Nature has issued an Expression of Concern for a paper co-authored by a scientist who threatened to sue us last year for writing about another Expression of Concern for one of his other papers.
Here’s the “Editorial Expression of Concern” for “Non-adaptive origins of interactome complexity:”
Dr Michael Lynch has indicated that he no longer has confidence in the original data presented in this Letter, and would like to have his name removed as a co-author. Dr Ariel Fernández has conducted his own statistical analysis, firmly stands by the data and has claimed that differences in interpretation are at the basis of this disagreement. Nature’s editors have concluded that it is necessary to alert the readership to this controversy until further clarification is obtained.
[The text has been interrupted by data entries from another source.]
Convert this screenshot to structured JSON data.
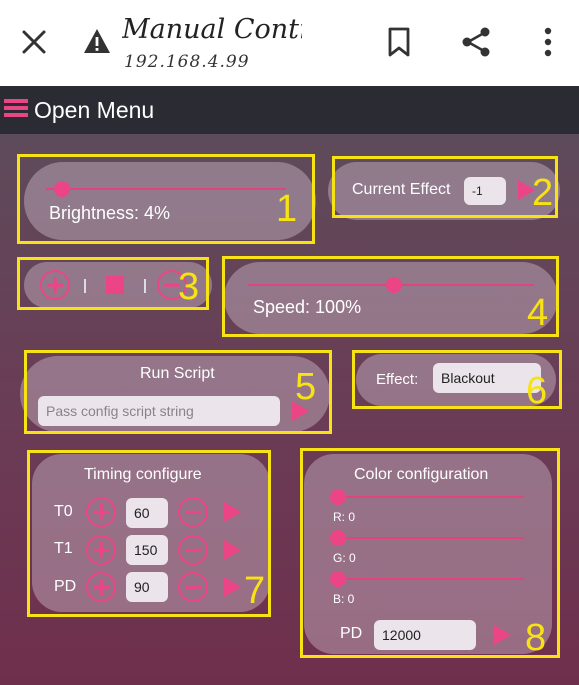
{
  "browser": {
    "title": "Manual Control",
    "url": "192.168.4.99",
    "icons": [
      "close-icon",
      "warning-icon",
      "bookmark-icon",
      "share-icon",
      "more-vert-icon"
    ]
  },
  "appbar": {
    "menu_label": "Open Menu",
    "menu_icon": "hamburger-icon"
  },
  "brightness": {
    "label": "Brightness: 4%",
    "value": 4,
    "marker": "1"
  },
  "current_effect": {
    "label": "Current Effect",
    "value": "-1",
    "marker": "2"
  },
  "power": {
    "marker": "3"
  },
  "speed": {
    "label": "Speed: 100%",
    "value": 100,
    "marker": "4"
  },
  "run_script": {
    "title": "Run Script",
    "placeholder": "Pass config script string",
    "marker": "5"
  },
  "effect": {
    "label": "Effect:",
    "value": "Blackout",
    "marker": "6"
  },
  "timing": {
    "title": "Timing configure",
    "marker": "7",
    "rows": [
      {
        "label": "T0",
        "value": "60"
      },
      {
        "label": "T1",
        "value": "150"
      },
      {
        "label": "PD",
        "value": "90"
      }
    ]
  },
  "color": {
    "title": "Color configuration",
    "marker": "8",
    "channels": [
      {
        "label": "R: 0",
        "value": 0
      },
      {
        "label": "G: 0",
        "value": 0
      },
      {
        "label": "B: 0",
        "value": 0
      }
    ],
    "pd_label": "PD",
    "pd_value": "12000"
  },
  "colors": {
    "accent": "#ec4585",
    "highlight": "#f7e313",
    "appbar": "#2b2c33"
  }
}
The paper has been cited 57 times, according to Thomson Scientific’s Web of Knowledge.
Fernández tells Retraction Watch that he has posted the following “Open Data and Post-Publication Information” in response to the Expression of Concern:
In an addendum appended to the letter on November 26, 2014, the Editors of Nature have upheld the work while pointing to a controversy between the two authors. The paper and its addendum may be found at the url:
To clarify the controversy issue, I have posted on the web the step-by-step instructions and the code required to reproduce and analyze the primary data and I have also published at the same website the raw data, statistical analysis of the raw data and the resulting interpretation. The information may be found in my tutorial at the url
By posting this tutorial, I am fulfilling the open-data mandate (not enforced by Nature at this time) and I am also inviting the readership to generate more information that would shed light on the controversy. Should readers have further questions or requests, they can contact me at email@example.com
It’s not clear to us that Nature has “upheld the work,” as Fernández claims, and it’s not what they wrote in the Expression of Concern. Such Expressions of Concern are often posted when there are questions about whether the data exist at all.
At this point, I’ll just say this is not a matter of “confidence in the data” or in the statistical analysis or interpretation of the data.
it was brought to the Editors’ attention that the data generated by the first author, Ariel Fernandez, seemed anomalous. One of the author’s institutions found that the data were not reproducible from the described methods, but an investigation by the author’s other institution did not find the data or their interpretation suspicious.
Fernández threatened to sue us for covering that Expression of Concern, and has since posted a document at Academia.edu that claims to be the conclusions of an “in-depth analysis” of the paper. He had earlier claimed in a now-removed post on the same site that the
paper was critically reviewed by a senior faculty member at the University of Chicago at the behest of BMC Genomics. The paper was found to stand on firm ground. The professor found the work to be correct and reproducible. Therefore, the paper will not be retracted and the record will not be corrected.
Fernández also had another paper put on hold for concerns over anomalous data, and has corrected the funding sources in several papers, in an apparent attempt to disclaim support from the NIH.